Bangers and Mash for Saint Patrick’s Day — Pride or Betrayal?
By Tom // Posted 17 March, 2011 in: Food + Drink, Recipes
As I was wracking my brain trying to come up with a Saint Patrick’s day post for this blog that wasn’t corned beef and cabbage — because I had to post something, right? — I kept coming back to bangers and mash. I’ve never been to the Emerald Isle, and while like many Americans I boast of substantial Irish heritage — real or imagined — unfortunately the recipes of the homeland did not make their way down the generations to me — I guess there are only so many ways to prepare blighted potato. Bereft of any reference from travel or tradition, I turned to the Internet.
It’s pretty easy to find recipes for bangers and mash with a search; after all, it’s just sausages with mashed potatoes and maybe some onion gravy. But my searches also revealed a disturbing truth: while there were cursory references to “Irish” bangers and mash, the dish was mostly called “British pub grub”. The British?! No! How could we celebrate Saint Patrick’s day eating the food of the hated oppressors, the colonizers? The blood of my ancestors boiled at these revelations as my blogger gut sank knowing I didn’t have a post for Saint Patrick’s day.
But further research and reflection calmed the rage and doubt. After all, many recipes did refer to the dish as a British and Irish favourite. Many authors seemed to suggest that the dish emerged some time around World War I — 1919 to be precise, which is when the first reference to sausage as bangers is cited by the Oxford English Dictionary. This also happens to be the year the Irish Republic declared its independence from those hated British, the year in which the Irish war for independence began. Could those recently invented bangers have been the thing that emboldened the Irish patriots to cast off the yoke of servitude?
Like most food origin stories, the 1919 creation of bangers and mash shouldn’t be taken too seriously. It’s useful from a linguistic perspective, representing the beginning of the use of the word bangers, heretofore a word for dynamite, to refer to sausages, but thinking culinarily, do you really think it took humans until the 20th century to realize that sausages and mashed potatoes are a delicious combination? More likely, this dish has been enjoyed anywhere people share a love for sausage and potatoes, and on that score Ireland certainly qualifies. Happy Saint Patrick’s Day!

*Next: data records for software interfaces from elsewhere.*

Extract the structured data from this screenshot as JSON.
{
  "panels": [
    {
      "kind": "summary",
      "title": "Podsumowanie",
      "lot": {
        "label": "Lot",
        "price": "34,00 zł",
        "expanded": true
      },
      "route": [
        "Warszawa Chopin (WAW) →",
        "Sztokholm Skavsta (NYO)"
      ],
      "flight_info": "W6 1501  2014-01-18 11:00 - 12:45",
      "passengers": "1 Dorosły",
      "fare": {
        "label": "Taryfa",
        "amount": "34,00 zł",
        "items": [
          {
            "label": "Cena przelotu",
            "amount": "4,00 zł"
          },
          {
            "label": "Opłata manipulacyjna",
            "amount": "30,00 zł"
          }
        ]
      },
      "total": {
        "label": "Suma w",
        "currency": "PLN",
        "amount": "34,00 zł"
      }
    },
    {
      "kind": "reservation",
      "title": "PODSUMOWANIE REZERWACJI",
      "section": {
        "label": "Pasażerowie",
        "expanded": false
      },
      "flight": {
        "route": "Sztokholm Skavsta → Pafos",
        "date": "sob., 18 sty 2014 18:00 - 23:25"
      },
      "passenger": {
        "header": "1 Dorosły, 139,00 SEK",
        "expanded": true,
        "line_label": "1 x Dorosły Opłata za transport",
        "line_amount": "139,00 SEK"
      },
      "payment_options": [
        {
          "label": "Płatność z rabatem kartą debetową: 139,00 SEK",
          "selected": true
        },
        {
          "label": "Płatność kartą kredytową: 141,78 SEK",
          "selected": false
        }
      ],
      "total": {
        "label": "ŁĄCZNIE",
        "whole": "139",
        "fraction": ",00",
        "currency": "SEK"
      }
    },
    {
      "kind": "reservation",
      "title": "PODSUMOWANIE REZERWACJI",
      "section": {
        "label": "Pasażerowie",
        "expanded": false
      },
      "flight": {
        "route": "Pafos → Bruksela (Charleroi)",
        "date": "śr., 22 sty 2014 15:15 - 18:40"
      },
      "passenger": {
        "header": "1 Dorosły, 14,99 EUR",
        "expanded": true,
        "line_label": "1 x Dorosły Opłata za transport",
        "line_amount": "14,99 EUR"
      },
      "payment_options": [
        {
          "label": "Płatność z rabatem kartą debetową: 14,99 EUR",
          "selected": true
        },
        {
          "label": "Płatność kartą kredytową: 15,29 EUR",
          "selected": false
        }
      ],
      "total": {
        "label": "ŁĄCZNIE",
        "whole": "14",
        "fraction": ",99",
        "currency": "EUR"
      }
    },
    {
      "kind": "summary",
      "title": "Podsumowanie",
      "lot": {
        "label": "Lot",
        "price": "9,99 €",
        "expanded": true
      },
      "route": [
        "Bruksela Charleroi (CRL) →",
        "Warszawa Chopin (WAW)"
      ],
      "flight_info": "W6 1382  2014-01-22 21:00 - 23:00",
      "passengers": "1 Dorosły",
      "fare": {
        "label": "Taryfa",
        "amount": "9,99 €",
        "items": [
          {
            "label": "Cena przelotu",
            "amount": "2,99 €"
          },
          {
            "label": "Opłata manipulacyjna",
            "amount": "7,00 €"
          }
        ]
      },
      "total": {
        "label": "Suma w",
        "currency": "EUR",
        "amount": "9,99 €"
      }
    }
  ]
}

There’s no canonical sausage for this dish; the spirit of it is to use whatever sausage is available locally that you like. In my research, Cumberland sausage often came up as popular in the British version of the dish. I found a recipe on the highly trustworthy sausagemaking.org from none other than forum user “sausagemaker” himself, who claimed to be Cumbrian. I was just excited to find a British sausage recipe with no sage in it.
- 60% pork shoulder (346 g)
- 15% pork belly (232 g)
- 7.5% breadcrumbs (58 g)
- 15% water (116 g)
- 2.5% spice mixture (19 g)
- 72% salt (13.9 g)
- 13.5% black pepper (2.6 g)
- 4.5% nutmeg (.9 g)
- 4.5% mace (.9 g)
- 4.5% coriander (.9 g)
Follow standard sausage-making procedure: dice the meats and freeze them for 30 minutes, then grind them once through the coarse plate. Mix in the spices and grind again. Mix in the rest of the sausage ingredients.
Cumberland sausage is unique in that it is not twisted into links, but rather is sold by the inch from a large coil. This makes for some fun times in the frying pan, let me tell you.
To cook the stuffed sausage, I first poached it for twenty minutes in 150ºF water (following this ridiculous recipe) before browning it in a skillet.
Boil a few russet potatoes in their skins. Pass through a ricer and fold in warm milk and butter until just smooth.
- One large onion, sliced thin
- 3 T butter
- 3 T flour
- 1.5 cups beef stock
- Salt and pepper, to taste
Melt the butter in a skillet and add the onion. Caramelize over medium-low heat. Stir in the flour. Gradually stir in the beef stock and bring to a simmer. Add salt and pepper to taste.
To serve the whole dish, nestle pieces of cooked sausage in a mound of mashed potatoes and spoon on a healthy portion of gravy.